Treasury bonds and their associated funds just had one of the worst periods on record. Specifically, they had their worst week since Trump was elected. The iShares 20+ Year Treasury Bond ETF fell 6.2% in a week, the sharpest drop since bond markets panicked on Trump’s surprise election. What is odd about the big drop is that the stock market remained relatively muted throughout. Usually, big losses in Treasuries come when there is a big risk-on rally in stock markets.
FINSUM: There has been a huge rally in bonds, and in the last week, a lot of the pessimism has faded from markets as economic data is relatively stable and trade war fears are ebbing. Accordingly, this could be the start of a real rout.
Investors may be a little hazy on how forthcoming Fed rate cuts might affect stocks. One kind of assumes they will be positive, but then again, rate cuts mean the economy is worsening, so the picture becomes a little hazy.

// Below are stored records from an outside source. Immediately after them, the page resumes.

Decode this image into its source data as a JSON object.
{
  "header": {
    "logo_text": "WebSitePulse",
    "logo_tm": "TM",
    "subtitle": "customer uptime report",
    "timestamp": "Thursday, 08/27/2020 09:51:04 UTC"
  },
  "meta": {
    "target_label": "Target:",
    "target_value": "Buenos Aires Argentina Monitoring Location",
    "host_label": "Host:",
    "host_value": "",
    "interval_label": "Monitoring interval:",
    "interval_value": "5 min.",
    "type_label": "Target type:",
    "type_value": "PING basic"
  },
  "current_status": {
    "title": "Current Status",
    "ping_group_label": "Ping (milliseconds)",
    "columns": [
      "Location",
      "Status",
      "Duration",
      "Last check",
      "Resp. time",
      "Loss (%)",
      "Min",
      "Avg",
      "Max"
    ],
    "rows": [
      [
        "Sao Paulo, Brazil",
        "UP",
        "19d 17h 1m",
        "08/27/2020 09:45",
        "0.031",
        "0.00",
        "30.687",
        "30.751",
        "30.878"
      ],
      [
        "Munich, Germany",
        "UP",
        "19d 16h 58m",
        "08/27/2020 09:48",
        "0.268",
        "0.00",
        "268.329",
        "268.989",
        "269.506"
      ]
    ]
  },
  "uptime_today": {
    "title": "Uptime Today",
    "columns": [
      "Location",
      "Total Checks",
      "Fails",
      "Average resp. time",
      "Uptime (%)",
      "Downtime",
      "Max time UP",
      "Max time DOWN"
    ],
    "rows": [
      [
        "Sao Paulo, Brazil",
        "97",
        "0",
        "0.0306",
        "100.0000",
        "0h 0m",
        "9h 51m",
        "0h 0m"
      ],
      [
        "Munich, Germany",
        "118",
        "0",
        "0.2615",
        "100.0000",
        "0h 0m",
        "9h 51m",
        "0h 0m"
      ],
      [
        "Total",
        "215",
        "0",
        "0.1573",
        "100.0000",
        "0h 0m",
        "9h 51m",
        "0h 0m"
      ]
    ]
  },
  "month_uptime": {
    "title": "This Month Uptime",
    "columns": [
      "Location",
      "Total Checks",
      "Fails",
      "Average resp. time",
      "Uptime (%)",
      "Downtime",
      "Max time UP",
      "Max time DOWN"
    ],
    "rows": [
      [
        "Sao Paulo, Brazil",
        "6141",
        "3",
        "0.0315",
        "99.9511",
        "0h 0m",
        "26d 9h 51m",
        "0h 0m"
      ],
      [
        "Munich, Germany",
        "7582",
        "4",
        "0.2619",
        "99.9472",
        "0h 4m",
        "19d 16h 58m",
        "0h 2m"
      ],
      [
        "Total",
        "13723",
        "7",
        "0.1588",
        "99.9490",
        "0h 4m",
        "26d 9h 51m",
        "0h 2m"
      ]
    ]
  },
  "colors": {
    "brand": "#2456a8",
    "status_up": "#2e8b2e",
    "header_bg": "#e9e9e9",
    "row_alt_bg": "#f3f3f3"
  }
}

Well, a pair of top research analysts have just weighed in on the question and say the market’s reaction is likely to be positive. The year after a second rate cut stocks generally rise strongly, with the Dow up an average of about 20% in the next one year. However, this only holds if it is not too late to hold off a recession. That said, the gains from a second cut have often been immediate, “Perhaps because the second cut demonstrates the Fed’s commitment, or perhaps because the liquidity from the first cut had begun to work through the system, the gains have been immediate, with an average jump of 9.7% three months after the second cut”, say analysts at Ned Davis Research.
FINSUM: As we have said recently, we think the market is re-entering a post-Crisis goldilocks phase consisting of an accommodative Fed and a not-too-weak economy, the combination of which is very supportive of asset prices.
Dividends hold an interesting place in the current market environment. On the one hand, their yields are looking more attractive after the big fall in bond yields. However, some think the bond rally is very fragile and that it will either fall in a big way or at least stall, in which case the outlook for dividend stocks is bleak. So how to handle the environment? One tip is to buy dividend stocks with the fastest dividend growth, not the highest yield, as they have been fairing the best and will likely be the most resistant to rate fluctuations. One research analyst in the space summarized the situation this way, saying “Companies exhibiting stronger earnings growth to support regular dividend hikes have been in greater demand than those more value-oriented ones offering higher income streams”.
FINSUM: Those with the best trending yields will likely be more defensible than those with higher but more stagnant yields.
In what we see as an encouraging sign with some good logic behind it, Credit Suisse has announced that it is going overweight equities despite the cautiousness of all the other big banks. Specifically, Credit Suisse’s wealth management division is going overweight stocks as it sees increased prospects of a US-China trade deal, diminishing political risk in the UK and Europe, and additional stimulus efforts by global central banks. Taken as a combined force, these are quite bullish considerations, says the bank. Credit Suisse had previously been neutral on equities, but the announcement came from the banks’ global Chief Investment Officer.
FINSUM: We are starting to agree with Credit Suisse on the bullishness. The whole market and economy seem to be re-entering the post-Crisis goldilocks phase where the economy was just weak enough for central banks to stimulate (boosting asset prices, but not weak enough to cause any real problems.
If higher inflation could be a headwind to rate cuts by the Fed, then there is new data today that could prove a tailwind. New figures show that retail spending was significantly weaker in August than in past months. The data showed that core retail spending stagnated after several months of strong expansion. The data is crucial because consumer spending, and American consumer health generally, has been a bedrock of the economy.
FINSUM: The American consumer has been keeping the economy afloat despite a lot of negative signs around the margins. This could either be a blip or the start of a worrying trend.